Where are we on the 5G timeline?
The standardization institute 3GPP developing the 5G standard finalized Release 15 that specifies the core network architecture in December 2018. 5G pre-deployments and tests have been conducted since 2016 with first commercial deployments in late 2018 (e.g. Verizon). 2019 was the year of first 5G smartphones and further commercial deployments. Release 16 will be frozen and completed in mid 2020.
5G use cases – It’s all about the industries

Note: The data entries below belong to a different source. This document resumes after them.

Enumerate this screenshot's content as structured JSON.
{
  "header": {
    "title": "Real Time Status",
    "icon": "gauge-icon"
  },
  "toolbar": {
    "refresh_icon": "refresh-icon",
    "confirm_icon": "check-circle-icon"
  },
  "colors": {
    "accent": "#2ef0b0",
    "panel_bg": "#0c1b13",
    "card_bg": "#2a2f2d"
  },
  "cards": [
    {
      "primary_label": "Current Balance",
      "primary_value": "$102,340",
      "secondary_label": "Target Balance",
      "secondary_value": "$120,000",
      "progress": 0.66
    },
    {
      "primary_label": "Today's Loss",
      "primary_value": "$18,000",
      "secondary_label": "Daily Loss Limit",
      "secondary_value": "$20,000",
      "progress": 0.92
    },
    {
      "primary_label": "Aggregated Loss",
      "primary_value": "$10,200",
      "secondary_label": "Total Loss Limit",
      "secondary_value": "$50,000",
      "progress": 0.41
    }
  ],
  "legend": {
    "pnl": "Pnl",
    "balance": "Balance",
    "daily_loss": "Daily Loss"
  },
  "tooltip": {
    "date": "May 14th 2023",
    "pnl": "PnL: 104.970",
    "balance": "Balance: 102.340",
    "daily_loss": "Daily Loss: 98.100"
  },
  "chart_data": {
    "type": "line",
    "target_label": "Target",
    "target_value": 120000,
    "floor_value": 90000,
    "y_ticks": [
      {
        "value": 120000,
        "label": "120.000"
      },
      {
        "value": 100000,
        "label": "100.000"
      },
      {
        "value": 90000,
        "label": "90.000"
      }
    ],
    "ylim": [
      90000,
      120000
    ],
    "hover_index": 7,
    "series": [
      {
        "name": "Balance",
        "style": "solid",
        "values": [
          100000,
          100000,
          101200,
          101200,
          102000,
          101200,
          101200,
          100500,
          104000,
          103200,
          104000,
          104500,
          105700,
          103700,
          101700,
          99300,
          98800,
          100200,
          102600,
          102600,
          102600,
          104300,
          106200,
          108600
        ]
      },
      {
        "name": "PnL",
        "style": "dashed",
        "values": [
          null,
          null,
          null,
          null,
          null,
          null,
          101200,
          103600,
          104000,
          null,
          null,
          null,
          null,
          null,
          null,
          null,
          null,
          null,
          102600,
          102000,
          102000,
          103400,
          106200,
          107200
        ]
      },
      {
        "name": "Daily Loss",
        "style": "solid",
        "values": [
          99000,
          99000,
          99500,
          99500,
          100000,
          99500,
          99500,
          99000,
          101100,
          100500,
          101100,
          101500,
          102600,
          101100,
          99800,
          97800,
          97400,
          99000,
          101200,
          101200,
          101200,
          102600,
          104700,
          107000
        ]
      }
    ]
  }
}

3GPP and the ITU define three main areas of use cases: enhanced mobile broadband, massive machine-type communications and ultra reliable low latency communication. Enhanced mobile broadband use cases will mainly be adopted by the tourism and media industry. Here, 5G use cases serve as enabler in augmented / virtual reality scenarios. Adopters for massive machine-type communication use cases will be the retail industry, the utility sector and the oil & gas industry. Lastly, the manufacturing and automotive industry will require low latency and mission critical services with uptimes higher than 99.999% per year and build use cases around inter-vehicle communication, autonomous driving, factory automation and connected plants.
From a consumer perspective, you don’t need a gas meter or smart home equipment for those types of bandwidth, latency and reliability. That’s why the most benefit will be for the enterprise world.
So, yes, it will offer more speed (up to 10Gbits per second) in high spectrum, but the real benefit at least for telco players lies in monetizing the use cases for specific industries such as manufacturing or automotive: Think of a connected car scenario (Vehicle-to-Vehicle), where communication needs to happen in real time below 2 milliseconds and in a reliable manner. Additionally, 5G supports massive amounts of devices, however, a 4K video network doesn’t require the same quality of service as SIM-card enabled gas meters. To solve this trade-off, a concept called “Network Slicing” was introduced my the NGMN Alliance. Release 16 will specify that concept in more detail, but operators and industry players (!) are eager to implement slices for specific use cases.
Think about the new revenue streams a telco player could have when monetizing different service levels! This is going to be a very interesting discussion, since companies like Daimler or Siemens stated publicly that they want to build their own 5G networks.
Barriers in front of profitability
The hype around 5G use cases is pretty similar compared to 3G and 4G back in the days. Most use cases, however, can be realized with LTE Advanced (Pro) as it offers gigabit speeds and a decent latency even below 2 milliseconds. So it is not necessarily about the network infrastructure that can be monetized, but rather about the fact that the value of 5G moves towards the software layer.
According to market analysts such as Technology Business Research (TBR), financial viability is seen as the main barrier. Especially, when you take a closer look on countries such as Germany, where spectrum auctions are ahead and will likely be very expensive (just like 10 years ago with 4G). Furthermore, the three telecommunication operators filed a lawsuit against the public entity that sells the spectrum (in Germany: “Bundesnetzagentur”), because of the high public requirements to build out a nationwide 5G network and national roaming. As Deutsche Telekom calls it: “That’s like providing private jets for everyone.”
On the other hand, 5G use cases might bring huge cost savings due to a more flexible and automated network architecture that is based on virtualization. Concepts like network slicing require Network Functions Virtualization (NFV) and Software Defined Networking (SDN). The latter allows separation of control and data plane, while NFV essentially means running virtualized network functions that run on top of standardized hardware instead of proprietary appliances.
According to Vodafone and Deutsche Telekom, 3G will be the first to disappear in the coming 3 years. 2G (EDGE) will stay for a little while and serve as voice fallback.
In terms of 5G use case adoption, the first deployments were in 2019. Verizon actually started their first commercial 5G Fixed Wireless Access (FWA) offering in late 2018. FWA could be an interesting solution for countries like Germany where regulation and legacy infrastructure slows down fiber roll-out. In large urban areas, especially in Asia, 5G use cases will appear first due to the exponential increase in data traffic and population density. At the same time, further 5G smartphones will appear this year from Asian manufacturers. Apple will most likely release a 5G smartphone this year. They had been late to the LTE game as well in the past and prefer to release a technology when a high maturity level is reached.
Stay tuned for further articles on 5G use cases and the world around telecommunication.